3) Availability of the Tapes to the Child's Treating Psychologist
The parties' son is being treated by a psychologist who, it is conceded, will never be called at trial in connection with the parties' custody dispute. It was reported to the court that Dr. A., based upon the mother's prohibition, declined to consider transcripts of the tape recordings provided to him by the father. Both the father and the law guardian believe that it would be in the son's therapeutic interest to have Dr. A. review these tapes.
Neither parent has legal custody of the children. Neither parent has any greater right than the other to make decisions concerning their son at this point. In this regard, Dr. A. is not bound by the mother's prohibition against him reviewing the tapes, when the father, with equal authority, gives him permission. He may, at his own discretion and in his professional judgement, review the tapes, if it is appropriate to do so in connection with his treatment of the parties' son.
Contrary to the mother's arguments, the court is not mandating that Dr. A., a third party, review the tapes. The court is simply making it clear that the mother's prohibition is not controlling. Accordingly, the father may re-offer the transcripts to Dr. A. for his consideration, along with a copy of this court's decision which gives Dr. A. the full discretion to determine what the appropriate therapeutic course of action would be for the child.

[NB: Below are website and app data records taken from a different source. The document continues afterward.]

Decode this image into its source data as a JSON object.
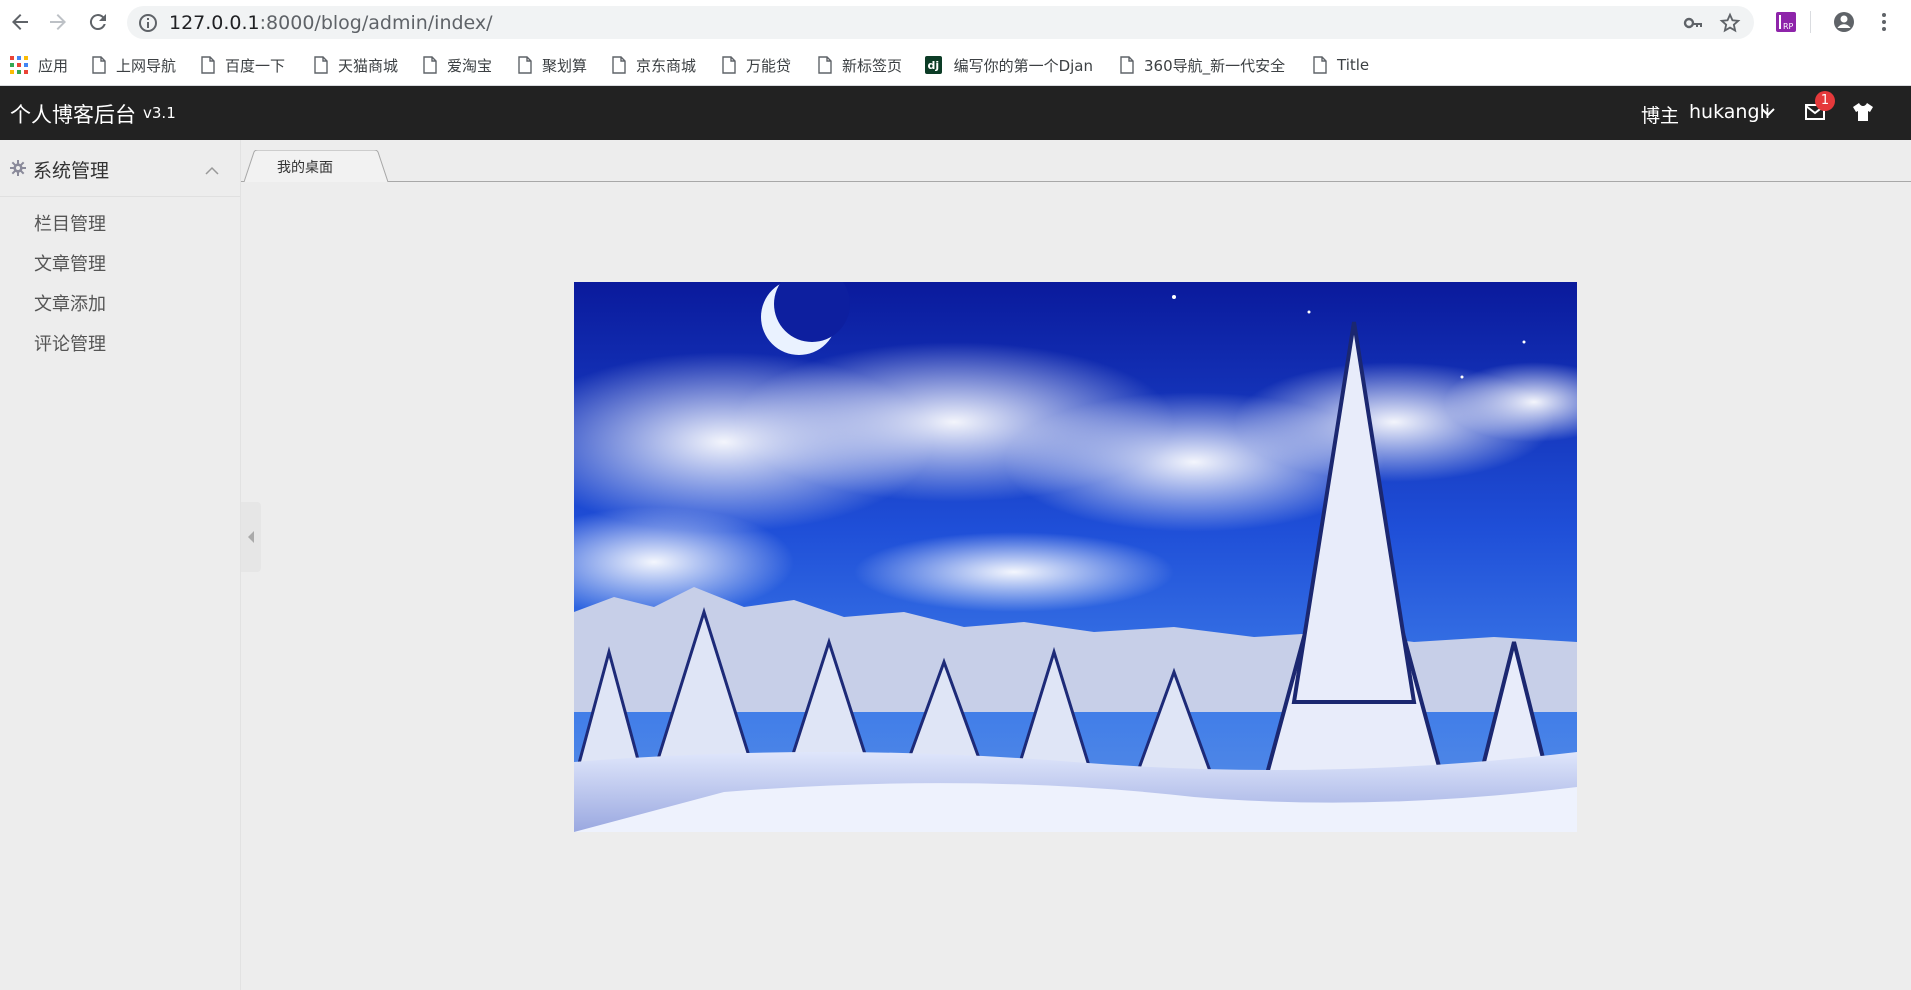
{
  "browser": {
    "url_host": "127.0.0.1",
    "url_rest": ":8000/blog/admin/index/"
  },
  "bookmarks": {
    "apps_label": "应用",
    "items": [
      {
        "label": "上网导航"
      },
      {
        "label": "百度一下"
      },
      {
        "label": "天猫商城"
      },
      {
        "label": "爱淘宝"
      },
      {
        "label": "聚划算"
      },
      {
        "label": "京东商城"
      },
      {
        "label": "万能贷"
      },
      {
        "label": "新标签页"
      },
      {
        "label": "编写你的第一个Djan",
        "icon_text": "dj"
      },
      {
        "label": "360导航_新一代安全"
      },
      {
        "label": "Title"
      }
    ]
  },
  "header": {
    "title": "个人博客后台",
    "version": "v3.1",
    "role": "博主",
    "username": "hukangli",
    "mail_badge": "1"
  },
  "sidebar": {
    "group_label": "系统管理",
    "items": [
      {
        "label": "栏目管理"
      },
      {
        "label": "文章管理"
      },
      {
        "label": "文章添加"
      },
      {
        "label": "评论管理"
      }
    ]
  },
  "tabs": [
    {
      "label": "我的桌面"
    }
  ],
  "icons": {
    "back": "arrow-left-icon",
    "forward": "arrow-right-icon",
    "reload": "reload-icon",
    "site_info": "info-icon",
    "key": "key-icon",
    "star": "star-icon",
    "extension": "rp-extension-icon",
    "profile": "account-icon",
    "menu": "kebab-menu-icon",
    "mail": "envelope-icon",
    "theme": "tshirt-icon",
    "settings": "gear-icon"
  },
  "colors": {
    "header_bg": "#222222",
    "page_bg": "#ededed",
    "badge": "#e5393b"
  }
}
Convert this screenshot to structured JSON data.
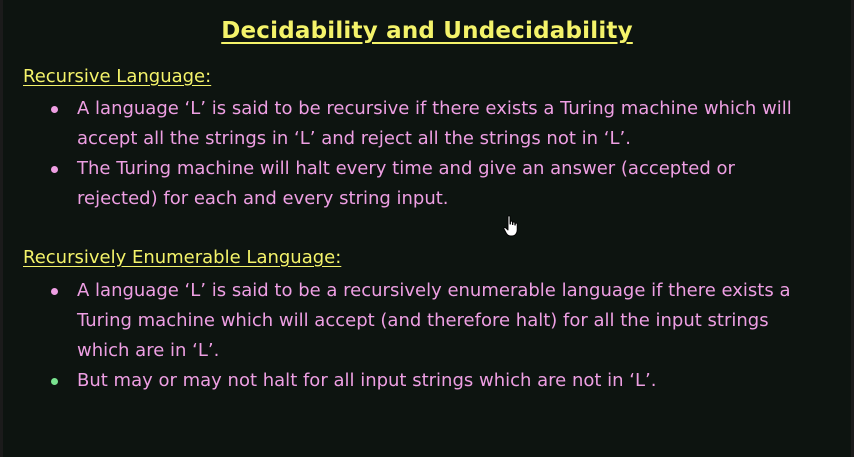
{
  "slide": {
    "title": "Decidability and Undecidability",
    "sections": [
      {
        "heading": "Recursive Language:",
        "bullets": [
          "A language ‘L’ is said to be recursive if there exists a Turing machine which will accept all the strings in ‘L’ and reject all the strings not in ‘L’.",
          "The Turing machine will halt every time and give an answer (accepted or rejected) for each and every string input."
        ]
      },
      {
        "heading": "Recursively Enumerable Language:",
        "bullets": [
          "A language ‘L’ is said to be a recursively enumerable language if there exists a Turing machine which will accept (and therefore halt) for all the input strings which are in ‘L’.",
          "But may or may not halt for all input strings which are not in ‘L’."
        ]
      }
    ]
  },
  "colors": {
    "background": "#0d1410",
    "title": "#f4f36a",
    "heading": "#f4f36a",
    "body_text": "#ee9fe3",
    "bullet_highlight": "#79e38f"
  },
  "icons": {
    "cursor": "hand-pointer-icon"
  }
}
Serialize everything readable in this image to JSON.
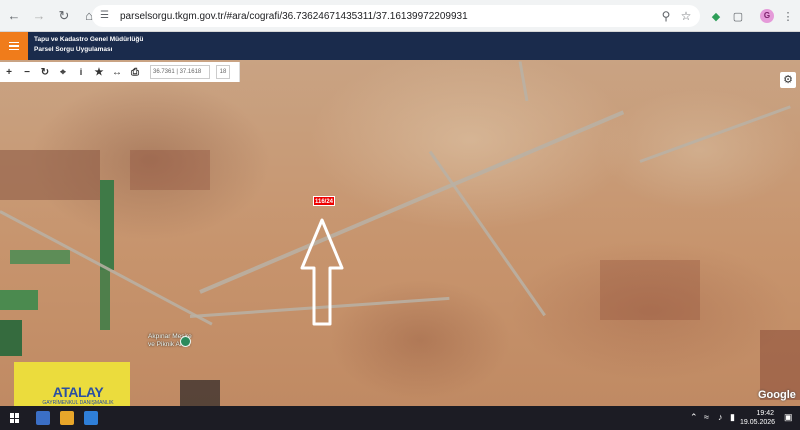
{
  "browser": {
    "url": "parselsorgu.tkgm.gov.tr/#ara/cografi/36.73624671435311/37.16139972209931",
    "icons": {
      "back": "arrow-left-icon",
      "forward": "arrow-right-icon",
      "reload": "reload-icon",
      "home": "home-icon",
      "site_info": "tune-icon",
      "location": "location-pin-icon",
      "bookmark": "star-icon",
      "extension": "puzzle-icon",
      "menu": "kebab-menu-icon"
    },
    "profile_initial": "G"
  },
  "app": {
    "title_line1": "Tapu ve Kadastro Genel Müdürlüğü",
    "title_line2": "Parsel Sorgu Uygulaması",
    "accent_color": "#f07c1b",
    "header_color": "#1a2b4c"
  },
  "toolbar": {
    "zoom_in": "+",
    "zoom_out": "−",
    "coordinates": "36.7361 | 37.1618",
    "zoom_level": "18",
    "tools": [
      "zoom-in-icon",
      "zoom-out-icon",
      "refresh-icon",
      "locate-icon",
      "info-icon",
      "favorite-icon",
      "measure-icon",
      "print-icon"
    ]
  },
  "map": {
    "parcel_label": "116/24",
    "poi_name_line1": "Akpınar Mesire",
    "poi_name_line2": "ve Piknik Alanı",
    "watermark_name": "ATALAY",
    "watermark_sub": "GAYRİMENKUL DANIŞMANLIK",
    "attribution": "Google"
  },
  "taskbar": {
    "time": "19:42",
    "date": "19.05.2026"
  }
}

In accordance with this decision, the court finds that the tape recordings, and any transcripts thereof, are not admissible evidence in the upcoming custody proceeding. Nor may the tapes be given to any expert or professional expected to testify in this proceeding. The court further holds that the mother's prohibition against Dr. A. considering the tapes in connection with the parties' son's therapy is not controlling and that Dr. A. may, within his own professional judgment, consider whether review of the tapes is therapeutically useful.
JUDITH J. GISCHE, J.